In a nutshell, we try to include brain healthy ingredients in most of the foods we eat and drink. But we also give ourselves permission to indulge in the foods we really love. I’m not giving up chocolate chip cookies, and I wouldn’t expect you to either! (But I do have a version made with chickpea flour, dark chocolate and olive oil that my Brain Works students adore. I’ll post the recipe soon.)
My Brain Works alumni tell me eating for brain health has a welcome, unintended consequence — weight loss. Many have shed unwanted pounds, feel trimmer, and keep excess weight off. And that’s a very good thing: Being overweight at mid-life doubles the risk of Alzheimer’s disease later in life.
Each Brain Works cooking class is part of the movement to wipe out Alzheimer’s
My Brain Works cooking classes took on a life of their own as people heard about the program and wanted to learn more about brain healthy cooking. First, I taught classes for all of my friends in Jackson, Wyoming, where I live. Then I cooked Brain Works recipes with the dynamic group of women that makes up my cookbook club there. Soon after, I visited friends in other cities to cook with their friends and their cookbook clubs.

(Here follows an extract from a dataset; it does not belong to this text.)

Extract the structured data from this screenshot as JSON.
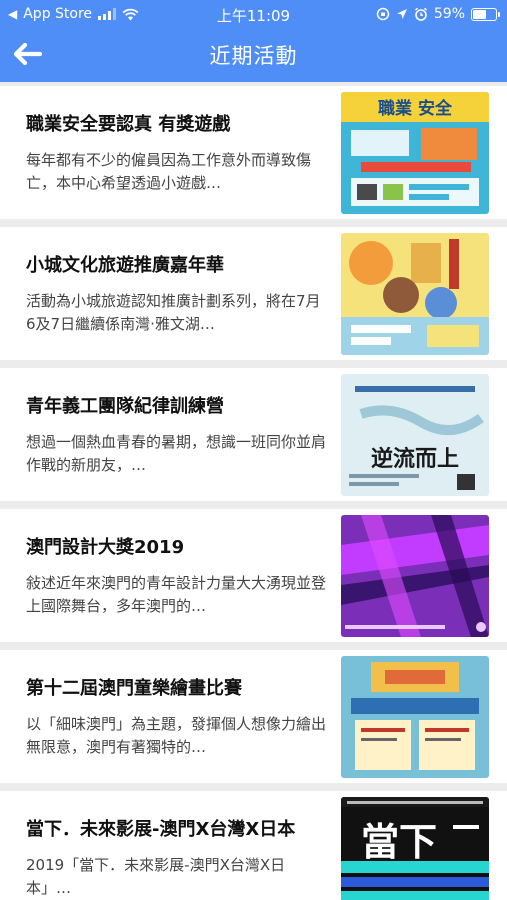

Now I teach on a regular basis for both public and private groups from California to Italy and many places in between. One of my favorite teaching venues is at La Cocina Que Canta, the cooking school at Rancho La Puerta, a health and fitness spa in Tecate, Mexico.
I’ve cooked with Alzheimer’s caregivers, their children and their widows. I’ve helped empty nesting couples find their way back into the kitchen. Brain Works students range from seasoned home cooks to those who have never cooked a meal from scratch. The experienced cooks always learn a few new tricks for cooking with plant-based, whole foods. And the novices start by learning how to assemble a meal from brain healthy ingredients.
My Brain Works cooking classes have reached hundreds of healthy, proactive folks who are taking the first step to creating a future free of dementia.
(Check my Events page for dates of upcoming cooking classes and talks. I’d love to cook with you!)
Cooking from scratch using whole food ingredients is the best way I know, as a physician, to radically improve health.
The St. John’s Medical Center Brain Works class runs every 3 months except in the summer. Contact Holly at the Cognitive Health Department for information and to sign up for the next session: 307 739 7434
Read more about the Brain Works program in Jackson, Wyoming here.
To book a private group Brain Works class, contact Annie at firstname.lastname@example.org.